Thank you for sharing!

Your article was successfully shared with the contacts you provided.

The minute a state court complaint is served on a defendant, a thirty-day countdown clock starts ticking as the defendant must decide whether removal is appropriate under theories of diversity or federal question jurisdiction pursuant to 28 U.S.C. §1446(b)(2)(B). With respect to federal question jurisdiction, it is basic hornbook law that if a complaint does not specifically allege a cause of action subject to federal law, then the defendant has the burden of showing that one or more of the causes of action are subject to federal court jurisdiction. However, that task of removal—and thereafter defeating a motion to remand to keep the action in federal court—is becoming increasingly difficult and, at times, prejudicial to defendants. Because the difference between federal and state court litigation can often mean different applicable or persuasive law, lengthier discovery, and/or longer and costlier litigation, some skilled plaintiffs’ counsel have taken to drafting their complaints to blatantly avoid pleading grounds for federal court jurisdiction. In so doing, plaintiffs’ counsel is effectively forum-shopping to avoid potentially unfavorable federal circuit case law (and/or statutes) and the typically shorter time between filing and trial found in federal courts.

This content has been archived. It is available exclusively through our partner LexisNexis®.

To view this content, please continue to Lexis Advance®.

Not a Lexis Advance® Subscriber? Subscribe Now

Why am I seeing this?

LexisNexis® is now the exclusive third party online distributor of the broad collection of current and archived versions of ALM's legal news publications. LexisNexis® customers will be able to access and use ALM's content by subscribing to the LexisNexis® services via Lexis Advance®. This includes content from the National Law Journal®, The American Lawyer®, Law Technology News®, The New York Law Journal® and Corporate Counsel®, as well as ALM's other newspapers, directories, legal treatises, published and unpublished court opinions, and other sources of legal information.

ALM's content plays a significant role in your work and research, and now through this alliance LexisNexis® will bring you access to an even more comprehensive collection of legal content.

For questions call 1-877-256-2472 or contact us at customercare@alm.com

Lean Adviser Legal

Think Lean Daily Message

"To every extent possible, the improvement stage should include clients. They can improve their own internal processes. The entire issue of how GCs and their internal clients work together is an under considered topic. Then it goes further. Clients can improve and be better partners to their external law firms, and they can also highlight areas for external counsel to improve, and look for the commitment of law firms to do this. Law firms which do embrace improvement initiatives from clients lay foundations with them for the next project."

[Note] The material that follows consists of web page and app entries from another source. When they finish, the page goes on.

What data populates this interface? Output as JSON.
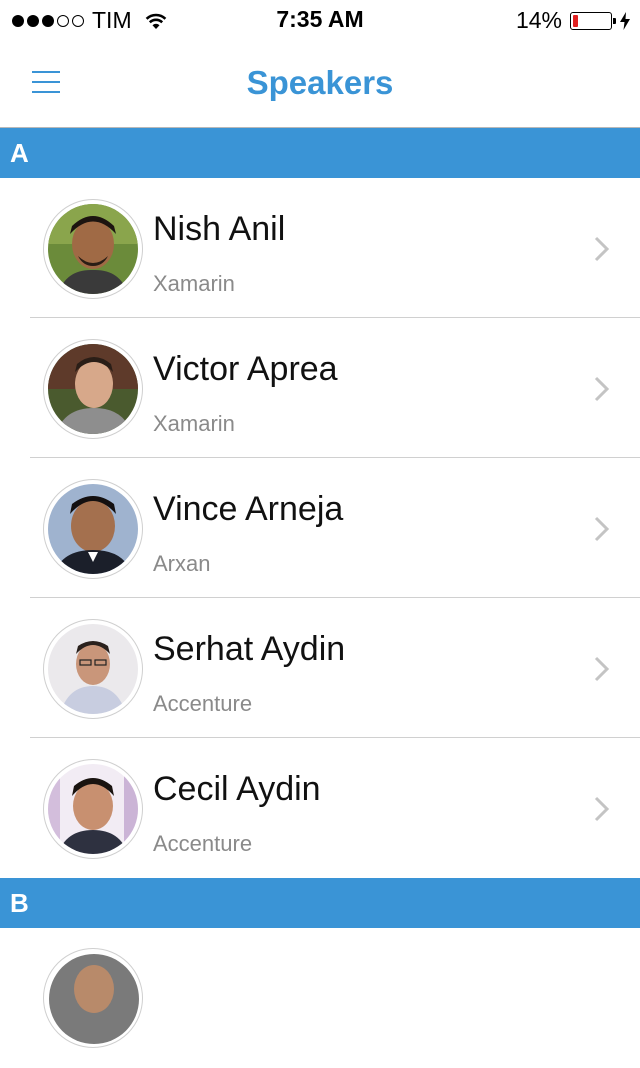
{
  "status_bar": {
    "carrier": "TIM",
    "time": "7:35 AM",
    "battery_percent": "14%",
    "battery_level": 0.14,
    "signal_bars": 3,
    "signal_total": 5,
    "icons": [
      "signal-dots",
      "wifi-icon",
      "battery-icon",
      "charging-bolt-icon"
    ]
  },
  "nav": {
    "title": "Speakers",
    "menu_icon": "hamburger-menu-icon",
    "accent_color": "#3a94d6"
  },
  "sections": [
    {
      "letter": "A",
      "speakers": [
        {
          "name": "Nish Anil",
          "company": "Xamarin"
        },
        {
          "name": "Victor Aprea",
          "company": "Xamarin"
        },
        {
          "name": "Vince Arneja",
          "company": "Arxan"
        },
        {
          "name": "Serhat Aydin",
          "company": "Accenture"
        },
        {
          "name": "Cecil Aydin",
          "company": "Accenture"
        }
      ]
    },
    {
      "letter": "B",
      "speakers": []
    }
  ]
}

Learn More


ALM Legal Publication Newsletters

Sign Up Today and Never Miss Another Story.

As part of your digital membership, you can sign up for an unlimited number of a wide range of complimentary newsletters. Visit your My Account page to make your selections. Get the timely legal news and critical analysis you cannot afford to miss. Tailored just for you. In your inbox. Every day.

Copyright © 2018 ALM Media Properties, LLC. All Rights Reserved.